How do you tell if your plant needs to be repotted? As part of our feature series, Plant Parent Basics, in this article you will learn how to tell if your plant needs a new home, and the foolproof way to make it happen.
How do I know if my plant needs to be repotted?
Before doing anything, take a look at your plant and ask the following:
Do you see roots coming through the drainage holes in bottom of the container?
Do you see any tangled roots in a thick mass near the soil surface?
Gently slip the plant out from its container. Do you see more roots than soil?
If you answered yes to ANY of these, it's time to give your plant a new home. If you answered no to ALL of these questions, you do not need to repot your plant.
How do I know what kind of container to use?
Pick a container that has good drainage. You want to make sure water doesn't stay stagnant - this causes root rot and other not fun plant illnesses. Good drainage means that water can flow out of the container unobstructed, usually through holes in the bottom of the container. If the container you want to use doesn’t have drainage holes, you can create a drainage system in the bottom of the container using a layer of rocks.
If you're using a new pot, give it a good rinse under warm water before you repot. If you're using an old pot, wash it with soap and water. C'mon folks, we're not animals.
What do I need to repot my plant?
You’ll need a couple essential items to begin.
This is important - use fresh soil with every repot. Over time the nutrients in the soil of potted houseplants are used up or dissolve. It's good practice to use fresh soil to re-up on the vitamins and minerals plants need to grow.
If you are repotting a tropical plant, we recommend an all-purpose, organic potting soil.
If you are repotting a cactus or succulent, we recommend an organic cactus potting mix.
Rocks, sand or other similar media is essential to line the bottom of your container. This is exceptionally important to have if you are using a container that does not have drainage holes.
This is a big duh, but it’s funny how many times we’ve begun a repot without making sure we had our new container handy.
This is just a good item to have spread out over your work area to ensure a quick clean-up. A tray or cookie sheet always works well.
Depending on your plant, you may need some additional items:
You’ll use these to cut away any dead or rotted matter from your plant. Make sure to clean your shears with hot water and soap when you’re finished.
A necessary tool if you are repotting cacti or spikey succulents.
Good to have handy if you prefer to scoop soil with a tool rather than your hands; especially helpful with larger repot projects.
A nifty tool to have to brush off extra bits of dirt and debris from your plant when you’re finished; especially useful for dusting off cacti and spikey succulents.
How do I repot my plant?
Just follow these simple steps:
Water and loosen soil
Lightly water your plant to help the root ball and soil slide more easily out of the pot.
Remove your plant from the pot by carefully turning it on its side, supporting the main stem of your plant in one hand and use the other hand to gently pull the pot away.
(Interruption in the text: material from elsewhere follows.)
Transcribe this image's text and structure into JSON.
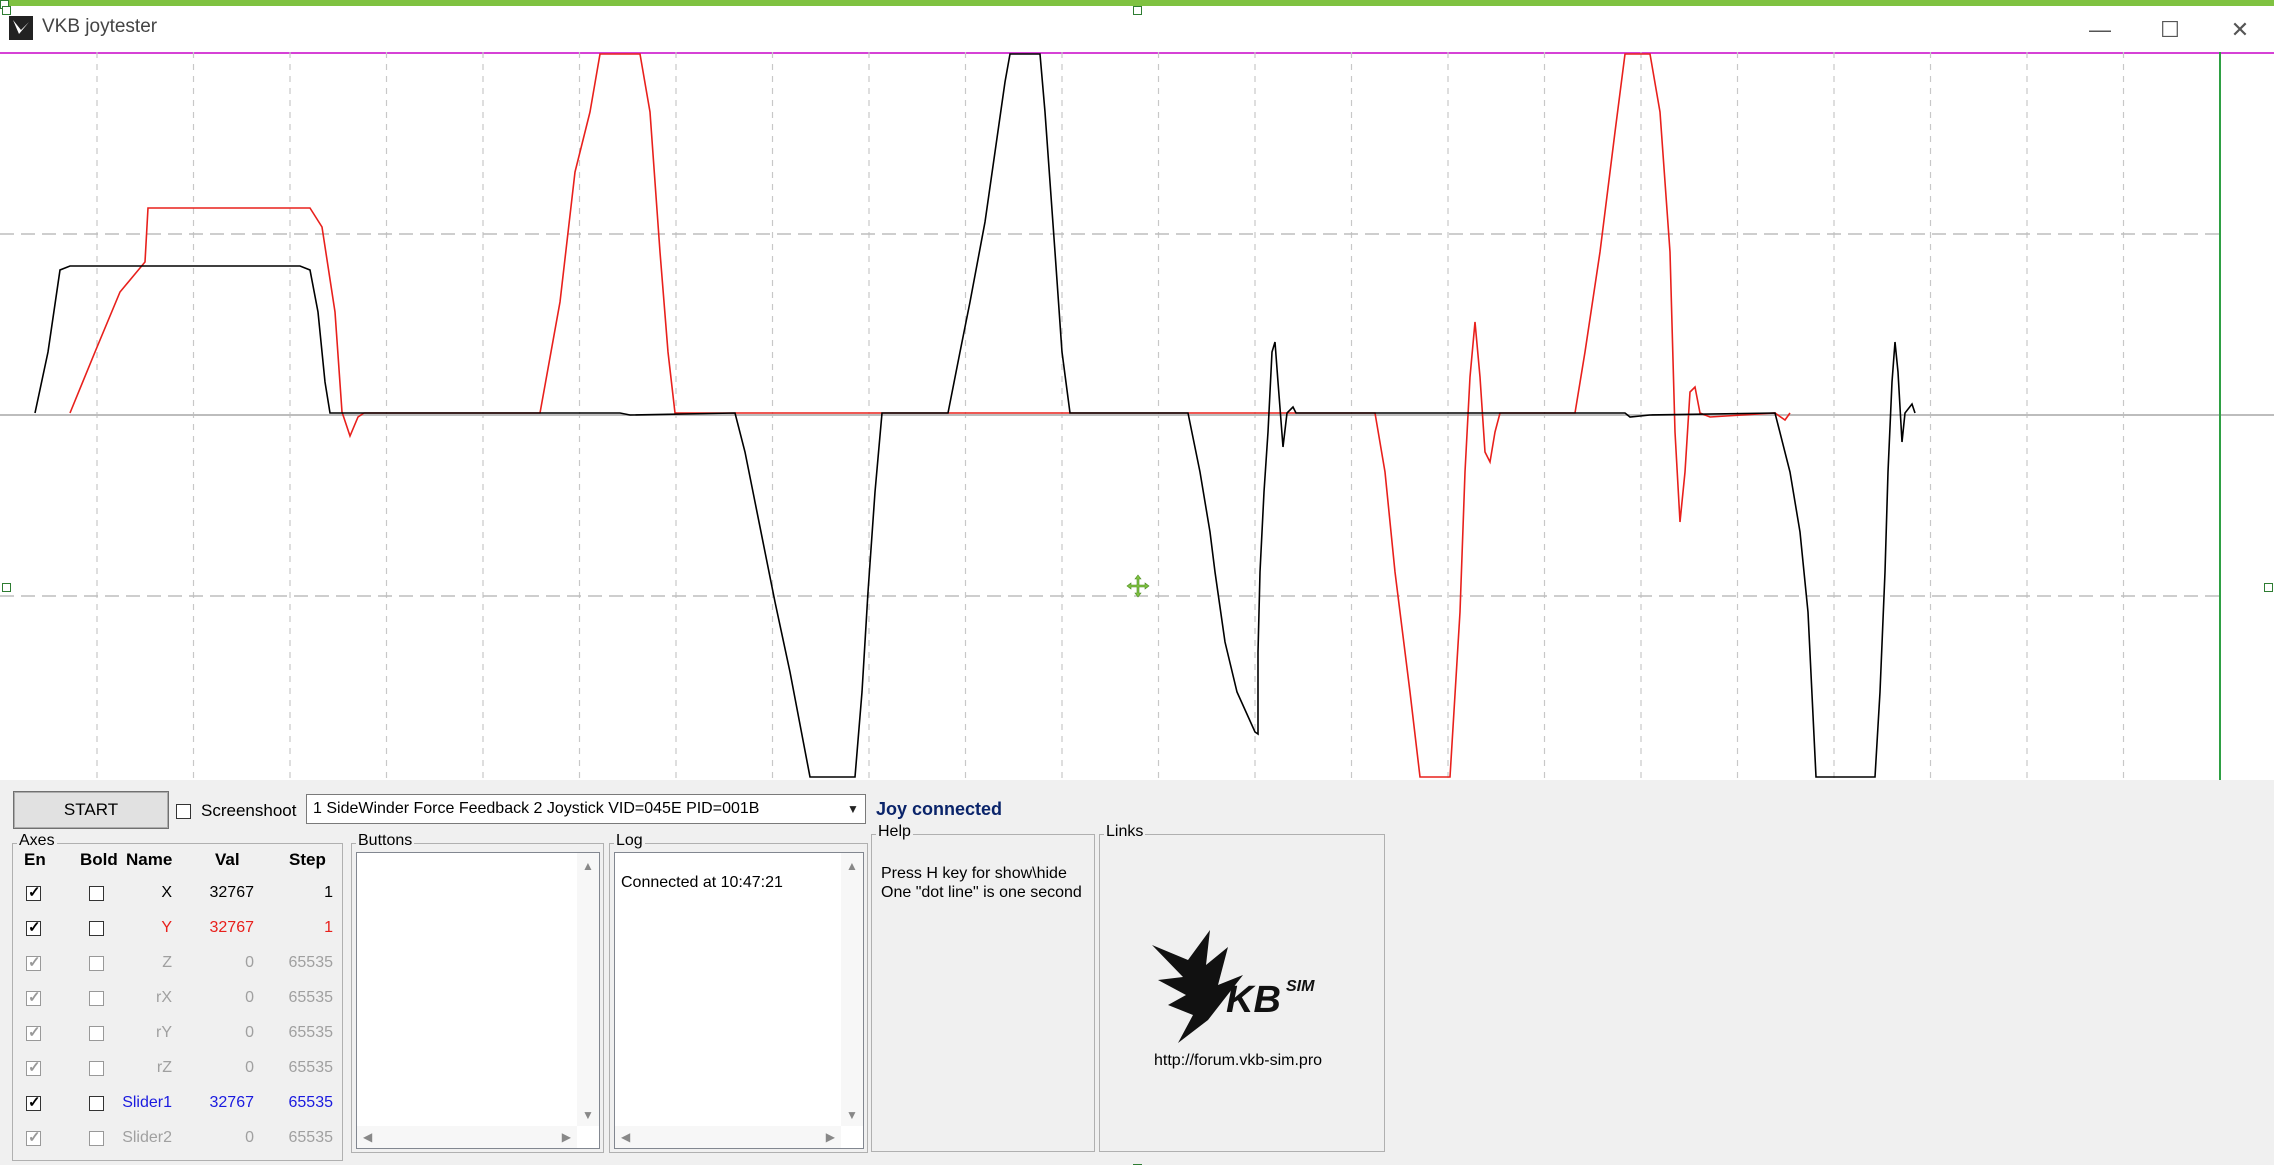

Do not pull or yank on the stem. Instead, work it loose by tapping on the container. You can also use a trowel to loosen the soil around the edges of the container.
Take a look at your plant’s roots. If the soil is in good shape, try to disturb it as little as possible.
If the soil is rotten or moldy (if you aren’t sure, give it a sniff and if it smells like death, that’s rot boy!), shake away some of the excess soil and snip any rotted roots. Use your fingers to gently loosen the roots they can spread out in their home.
If your container has drainage holes, it’s not necessary to put rocks in the bottom of the pot. If your container does not have drainage holes, you must put rocks in the bottom of the pot to create the necessary drainage.
Add soil and plant
Add a bit of soil in the container for your plant to sit on. Measure the height and make sure the top of the root ball is at least 1/2″ below the rim of the pot, so that it won’t overflow when you water it.
Place the plant in the pot and settle it on the soil. Look at it from all sides to make sure it’s centered and sitting up straight.
Add potting soil around the plant in layers, pressing it down with your fingers until firm. Don’t be afraid to pack that soil in. You want the plant roots to be snug in their new home, so pack that soil in tight. It may sound counter-intuitive, but trust us on this one.
Water and monitor
Water, water, water. Plant roots hate being exposed to air because it yanks the moisture right out of them faster than a speeding bullet. That's why their underground (#ohduh). Give your plant a good drink after repotting to make sure your roots don't dry out. And go slow! Too much water at once can cause a newly potted plant to pop out of the soil.
Repotting can be daunting, for some fear that handling the roots will cause irreversible damage to the plant. In almost all cases, this is not true. Plants are amazingly resilient. While they may take a few days or weeks to bounce back to their pre-repot body, they will, in time, make a full recovery.